Records:
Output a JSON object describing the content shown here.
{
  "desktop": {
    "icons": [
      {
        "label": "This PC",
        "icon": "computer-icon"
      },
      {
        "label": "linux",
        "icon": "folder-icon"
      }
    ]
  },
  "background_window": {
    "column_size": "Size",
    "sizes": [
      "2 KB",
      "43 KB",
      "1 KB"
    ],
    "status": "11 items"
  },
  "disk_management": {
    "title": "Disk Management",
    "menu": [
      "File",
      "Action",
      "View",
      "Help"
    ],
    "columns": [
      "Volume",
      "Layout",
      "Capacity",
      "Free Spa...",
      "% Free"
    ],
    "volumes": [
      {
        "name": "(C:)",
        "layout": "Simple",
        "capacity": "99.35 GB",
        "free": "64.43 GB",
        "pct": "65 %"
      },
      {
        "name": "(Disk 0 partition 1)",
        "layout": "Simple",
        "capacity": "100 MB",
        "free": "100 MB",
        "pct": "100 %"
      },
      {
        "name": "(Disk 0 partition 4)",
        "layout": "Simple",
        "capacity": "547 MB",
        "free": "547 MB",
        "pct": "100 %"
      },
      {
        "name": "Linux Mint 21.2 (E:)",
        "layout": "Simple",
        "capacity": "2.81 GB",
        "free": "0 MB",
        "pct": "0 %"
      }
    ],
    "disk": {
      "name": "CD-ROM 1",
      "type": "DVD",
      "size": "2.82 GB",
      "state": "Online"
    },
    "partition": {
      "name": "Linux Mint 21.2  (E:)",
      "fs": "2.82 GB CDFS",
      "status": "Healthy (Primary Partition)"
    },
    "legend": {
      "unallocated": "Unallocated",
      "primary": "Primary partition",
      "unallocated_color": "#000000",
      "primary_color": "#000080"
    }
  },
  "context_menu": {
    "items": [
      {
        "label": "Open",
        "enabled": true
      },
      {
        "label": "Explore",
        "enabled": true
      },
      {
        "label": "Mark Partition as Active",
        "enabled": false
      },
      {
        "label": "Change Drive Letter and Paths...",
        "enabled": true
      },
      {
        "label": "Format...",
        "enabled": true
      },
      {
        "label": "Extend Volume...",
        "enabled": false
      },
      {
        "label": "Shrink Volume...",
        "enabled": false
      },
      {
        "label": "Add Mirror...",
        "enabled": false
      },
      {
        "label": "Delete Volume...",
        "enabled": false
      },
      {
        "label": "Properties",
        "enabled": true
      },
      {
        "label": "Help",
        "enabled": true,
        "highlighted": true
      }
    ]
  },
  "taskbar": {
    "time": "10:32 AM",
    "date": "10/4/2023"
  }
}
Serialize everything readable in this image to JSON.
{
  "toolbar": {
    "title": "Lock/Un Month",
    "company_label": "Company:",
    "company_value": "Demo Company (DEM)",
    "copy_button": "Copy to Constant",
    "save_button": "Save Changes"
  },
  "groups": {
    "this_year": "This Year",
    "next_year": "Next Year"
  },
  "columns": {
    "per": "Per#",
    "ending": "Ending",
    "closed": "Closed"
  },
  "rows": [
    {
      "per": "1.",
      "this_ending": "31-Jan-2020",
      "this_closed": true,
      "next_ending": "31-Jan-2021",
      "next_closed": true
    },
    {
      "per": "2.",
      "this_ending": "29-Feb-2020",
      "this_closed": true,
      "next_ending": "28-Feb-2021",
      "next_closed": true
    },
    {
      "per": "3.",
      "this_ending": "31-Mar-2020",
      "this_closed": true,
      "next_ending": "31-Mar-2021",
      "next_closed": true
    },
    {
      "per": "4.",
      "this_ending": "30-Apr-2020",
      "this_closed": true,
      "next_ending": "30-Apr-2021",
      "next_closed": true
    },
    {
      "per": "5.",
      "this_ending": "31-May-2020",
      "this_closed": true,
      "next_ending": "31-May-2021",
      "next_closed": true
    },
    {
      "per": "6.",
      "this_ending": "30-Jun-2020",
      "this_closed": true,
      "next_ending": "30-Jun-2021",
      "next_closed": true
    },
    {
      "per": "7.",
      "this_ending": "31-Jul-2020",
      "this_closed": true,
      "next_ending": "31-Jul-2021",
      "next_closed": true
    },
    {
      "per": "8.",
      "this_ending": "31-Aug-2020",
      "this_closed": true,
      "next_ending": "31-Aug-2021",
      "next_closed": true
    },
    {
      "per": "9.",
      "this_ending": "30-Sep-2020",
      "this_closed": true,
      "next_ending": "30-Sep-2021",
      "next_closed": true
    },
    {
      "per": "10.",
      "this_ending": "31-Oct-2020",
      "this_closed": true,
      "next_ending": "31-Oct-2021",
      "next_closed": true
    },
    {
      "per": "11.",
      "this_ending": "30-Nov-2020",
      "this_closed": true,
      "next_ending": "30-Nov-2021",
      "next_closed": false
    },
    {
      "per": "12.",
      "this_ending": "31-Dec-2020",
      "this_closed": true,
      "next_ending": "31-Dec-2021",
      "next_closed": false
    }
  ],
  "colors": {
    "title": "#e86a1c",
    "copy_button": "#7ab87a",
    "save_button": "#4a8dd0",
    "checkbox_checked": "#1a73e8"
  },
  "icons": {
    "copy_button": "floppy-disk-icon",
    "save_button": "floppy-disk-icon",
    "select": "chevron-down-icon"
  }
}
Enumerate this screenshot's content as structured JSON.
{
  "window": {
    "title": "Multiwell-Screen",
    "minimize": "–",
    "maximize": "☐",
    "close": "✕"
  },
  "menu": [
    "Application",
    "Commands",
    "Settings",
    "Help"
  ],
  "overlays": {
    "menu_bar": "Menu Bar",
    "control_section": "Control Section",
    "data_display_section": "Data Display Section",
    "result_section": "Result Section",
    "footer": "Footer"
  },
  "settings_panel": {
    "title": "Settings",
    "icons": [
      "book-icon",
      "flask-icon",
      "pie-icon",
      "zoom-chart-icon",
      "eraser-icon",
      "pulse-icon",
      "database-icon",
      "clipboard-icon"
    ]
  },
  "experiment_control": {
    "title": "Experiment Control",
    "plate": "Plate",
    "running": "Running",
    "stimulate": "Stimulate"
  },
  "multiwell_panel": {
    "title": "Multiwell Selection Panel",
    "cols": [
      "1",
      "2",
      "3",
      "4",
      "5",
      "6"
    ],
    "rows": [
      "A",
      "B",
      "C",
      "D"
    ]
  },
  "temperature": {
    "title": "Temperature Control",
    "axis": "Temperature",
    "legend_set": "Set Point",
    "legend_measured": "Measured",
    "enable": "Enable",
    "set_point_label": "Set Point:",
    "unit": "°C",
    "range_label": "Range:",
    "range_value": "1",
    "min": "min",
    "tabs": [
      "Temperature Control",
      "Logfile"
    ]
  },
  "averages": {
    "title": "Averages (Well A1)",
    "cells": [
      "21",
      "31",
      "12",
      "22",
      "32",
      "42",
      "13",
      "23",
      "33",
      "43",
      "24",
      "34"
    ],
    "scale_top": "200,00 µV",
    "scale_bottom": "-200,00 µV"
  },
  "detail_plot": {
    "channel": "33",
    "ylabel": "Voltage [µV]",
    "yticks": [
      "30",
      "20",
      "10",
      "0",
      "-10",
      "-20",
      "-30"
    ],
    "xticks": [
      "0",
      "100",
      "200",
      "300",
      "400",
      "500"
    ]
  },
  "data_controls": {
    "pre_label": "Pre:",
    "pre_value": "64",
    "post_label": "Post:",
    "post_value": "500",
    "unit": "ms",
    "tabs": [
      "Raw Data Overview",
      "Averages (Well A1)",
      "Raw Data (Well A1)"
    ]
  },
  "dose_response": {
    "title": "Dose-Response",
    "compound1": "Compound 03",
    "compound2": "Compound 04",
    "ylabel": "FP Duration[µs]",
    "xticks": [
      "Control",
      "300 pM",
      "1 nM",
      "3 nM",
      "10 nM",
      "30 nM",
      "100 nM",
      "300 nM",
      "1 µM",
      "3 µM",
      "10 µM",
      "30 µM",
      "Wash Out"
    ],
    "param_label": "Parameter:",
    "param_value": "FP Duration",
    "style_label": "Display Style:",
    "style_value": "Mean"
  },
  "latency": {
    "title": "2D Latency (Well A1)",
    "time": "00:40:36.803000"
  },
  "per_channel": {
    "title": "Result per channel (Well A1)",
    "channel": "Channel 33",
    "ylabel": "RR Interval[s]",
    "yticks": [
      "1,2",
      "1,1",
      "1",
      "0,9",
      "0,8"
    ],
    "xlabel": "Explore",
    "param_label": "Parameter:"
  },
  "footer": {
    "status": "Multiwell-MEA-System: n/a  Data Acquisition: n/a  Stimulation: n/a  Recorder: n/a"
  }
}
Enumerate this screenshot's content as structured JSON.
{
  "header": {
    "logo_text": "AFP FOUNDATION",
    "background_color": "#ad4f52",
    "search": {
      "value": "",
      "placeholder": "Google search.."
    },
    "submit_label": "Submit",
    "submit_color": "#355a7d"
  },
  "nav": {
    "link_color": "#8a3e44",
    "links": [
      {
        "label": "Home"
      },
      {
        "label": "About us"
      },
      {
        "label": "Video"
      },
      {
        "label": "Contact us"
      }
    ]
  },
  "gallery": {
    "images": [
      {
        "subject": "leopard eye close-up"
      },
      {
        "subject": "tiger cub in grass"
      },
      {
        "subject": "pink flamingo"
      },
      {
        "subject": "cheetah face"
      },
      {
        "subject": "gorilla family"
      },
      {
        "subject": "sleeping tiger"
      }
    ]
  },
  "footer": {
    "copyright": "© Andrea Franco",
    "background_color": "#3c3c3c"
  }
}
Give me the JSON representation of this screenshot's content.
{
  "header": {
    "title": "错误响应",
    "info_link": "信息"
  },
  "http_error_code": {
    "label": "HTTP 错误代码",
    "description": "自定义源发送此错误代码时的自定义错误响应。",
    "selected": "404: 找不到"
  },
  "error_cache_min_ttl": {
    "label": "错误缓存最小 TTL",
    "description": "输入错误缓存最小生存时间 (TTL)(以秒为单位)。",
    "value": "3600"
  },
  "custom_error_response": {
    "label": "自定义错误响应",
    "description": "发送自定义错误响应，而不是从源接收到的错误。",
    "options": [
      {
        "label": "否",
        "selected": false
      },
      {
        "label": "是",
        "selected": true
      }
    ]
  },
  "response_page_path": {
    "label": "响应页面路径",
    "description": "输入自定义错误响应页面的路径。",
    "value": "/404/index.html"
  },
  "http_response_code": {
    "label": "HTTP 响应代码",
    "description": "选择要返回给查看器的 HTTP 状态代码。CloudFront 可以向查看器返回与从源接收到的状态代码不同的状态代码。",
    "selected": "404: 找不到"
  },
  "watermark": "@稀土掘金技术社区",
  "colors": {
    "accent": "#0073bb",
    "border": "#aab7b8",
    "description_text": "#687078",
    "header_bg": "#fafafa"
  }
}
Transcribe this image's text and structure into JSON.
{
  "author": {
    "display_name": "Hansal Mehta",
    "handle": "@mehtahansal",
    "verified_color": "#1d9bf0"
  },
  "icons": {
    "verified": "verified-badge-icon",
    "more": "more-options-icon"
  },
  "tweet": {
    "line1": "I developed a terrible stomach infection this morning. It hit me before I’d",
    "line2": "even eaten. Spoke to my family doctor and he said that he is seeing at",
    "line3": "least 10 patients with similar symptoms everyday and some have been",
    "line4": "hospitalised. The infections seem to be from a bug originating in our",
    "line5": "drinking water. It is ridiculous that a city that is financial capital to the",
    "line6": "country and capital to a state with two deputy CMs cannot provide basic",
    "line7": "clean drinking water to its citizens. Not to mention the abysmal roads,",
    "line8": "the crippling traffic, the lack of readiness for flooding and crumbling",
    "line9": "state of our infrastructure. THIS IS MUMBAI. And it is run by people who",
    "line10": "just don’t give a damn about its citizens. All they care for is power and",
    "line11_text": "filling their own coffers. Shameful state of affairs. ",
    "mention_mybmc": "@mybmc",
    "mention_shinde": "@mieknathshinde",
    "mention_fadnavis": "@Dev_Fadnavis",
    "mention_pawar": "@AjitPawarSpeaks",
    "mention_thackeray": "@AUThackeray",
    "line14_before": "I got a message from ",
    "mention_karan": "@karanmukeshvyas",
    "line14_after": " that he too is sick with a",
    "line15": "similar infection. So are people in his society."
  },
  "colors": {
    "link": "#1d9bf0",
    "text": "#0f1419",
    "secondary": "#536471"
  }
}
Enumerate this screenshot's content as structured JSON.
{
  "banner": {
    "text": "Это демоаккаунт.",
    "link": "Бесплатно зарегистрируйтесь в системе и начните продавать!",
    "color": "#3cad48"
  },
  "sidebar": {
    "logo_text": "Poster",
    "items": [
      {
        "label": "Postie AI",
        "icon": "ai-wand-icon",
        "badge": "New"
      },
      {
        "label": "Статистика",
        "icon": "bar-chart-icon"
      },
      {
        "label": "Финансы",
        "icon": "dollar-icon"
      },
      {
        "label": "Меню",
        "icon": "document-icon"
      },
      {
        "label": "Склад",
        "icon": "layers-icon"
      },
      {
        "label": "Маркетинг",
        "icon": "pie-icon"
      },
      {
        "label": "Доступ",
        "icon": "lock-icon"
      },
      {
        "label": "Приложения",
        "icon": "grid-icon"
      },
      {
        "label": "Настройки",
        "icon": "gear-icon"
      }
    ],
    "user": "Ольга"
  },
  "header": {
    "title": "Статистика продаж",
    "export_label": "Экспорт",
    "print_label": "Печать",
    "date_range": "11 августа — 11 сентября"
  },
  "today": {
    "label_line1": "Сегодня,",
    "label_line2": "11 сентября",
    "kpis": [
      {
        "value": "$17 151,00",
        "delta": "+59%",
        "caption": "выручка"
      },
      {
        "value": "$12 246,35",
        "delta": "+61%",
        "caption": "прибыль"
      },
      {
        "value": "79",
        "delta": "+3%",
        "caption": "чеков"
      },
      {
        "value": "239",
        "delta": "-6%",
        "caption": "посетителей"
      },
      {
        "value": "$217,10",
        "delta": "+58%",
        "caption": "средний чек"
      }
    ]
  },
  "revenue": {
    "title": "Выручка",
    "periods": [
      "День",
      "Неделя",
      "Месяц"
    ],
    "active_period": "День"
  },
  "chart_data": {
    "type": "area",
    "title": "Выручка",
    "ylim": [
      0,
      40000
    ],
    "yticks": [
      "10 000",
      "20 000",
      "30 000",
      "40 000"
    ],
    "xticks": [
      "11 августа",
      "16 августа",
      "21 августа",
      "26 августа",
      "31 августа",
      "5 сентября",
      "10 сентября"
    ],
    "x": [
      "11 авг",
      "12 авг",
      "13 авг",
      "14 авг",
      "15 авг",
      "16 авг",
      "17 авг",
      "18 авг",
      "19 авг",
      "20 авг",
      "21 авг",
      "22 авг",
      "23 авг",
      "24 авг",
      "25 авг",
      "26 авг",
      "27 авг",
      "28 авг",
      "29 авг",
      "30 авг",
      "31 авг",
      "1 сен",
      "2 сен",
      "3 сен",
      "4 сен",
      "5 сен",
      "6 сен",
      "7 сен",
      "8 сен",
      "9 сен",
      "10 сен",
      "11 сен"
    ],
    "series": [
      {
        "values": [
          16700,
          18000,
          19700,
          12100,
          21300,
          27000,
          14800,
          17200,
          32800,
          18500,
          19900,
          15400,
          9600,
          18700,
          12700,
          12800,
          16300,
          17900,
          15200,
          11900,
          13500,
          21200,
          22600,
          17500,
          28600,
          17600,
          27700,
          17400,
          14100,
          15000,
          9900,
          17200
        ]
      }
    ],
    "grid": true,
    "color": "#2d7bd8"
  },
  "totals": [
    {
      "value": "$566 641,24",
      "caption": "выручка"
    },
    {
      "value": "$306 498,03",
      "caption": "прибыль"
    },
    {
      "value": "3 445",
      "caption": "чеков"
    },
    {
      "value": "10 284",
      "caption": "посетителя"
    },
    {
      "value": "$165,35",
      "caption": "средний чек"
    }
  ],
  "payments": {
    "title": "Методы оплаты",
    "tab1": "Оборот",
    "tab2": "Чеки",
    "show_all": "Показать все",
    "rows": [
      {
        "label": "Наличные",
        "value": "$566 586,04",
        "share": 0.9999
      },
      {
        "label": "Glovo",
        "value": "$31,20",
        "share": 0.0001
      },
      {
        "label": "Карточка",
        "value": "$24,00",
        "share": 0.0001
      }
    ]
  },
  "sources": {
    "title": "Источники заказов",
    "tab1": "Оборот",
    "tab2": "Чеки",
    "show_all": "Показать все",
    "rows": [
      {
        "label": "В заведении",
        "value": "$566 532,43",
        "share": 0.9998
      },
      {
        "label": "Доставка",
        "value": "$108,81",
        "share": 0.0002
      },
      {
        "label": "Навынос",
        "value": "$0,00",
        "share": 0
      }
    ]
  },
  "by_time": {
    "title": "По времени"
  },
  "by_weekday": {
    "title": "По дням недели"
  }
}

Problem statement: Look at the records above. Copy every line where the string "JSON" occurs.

Task output:
Output a JSON object describing the content shown here.
Serialize everything readable in this image to JSON.
Enumerate this screenshot's content as structured JSON.
Enumerate this screenshot's content as structured JSON.
Give me the JSON representation of this screenshot's content.
Transcribe this image's text and structure into JSON.
Enumerate this screenshot's content as structured JSON.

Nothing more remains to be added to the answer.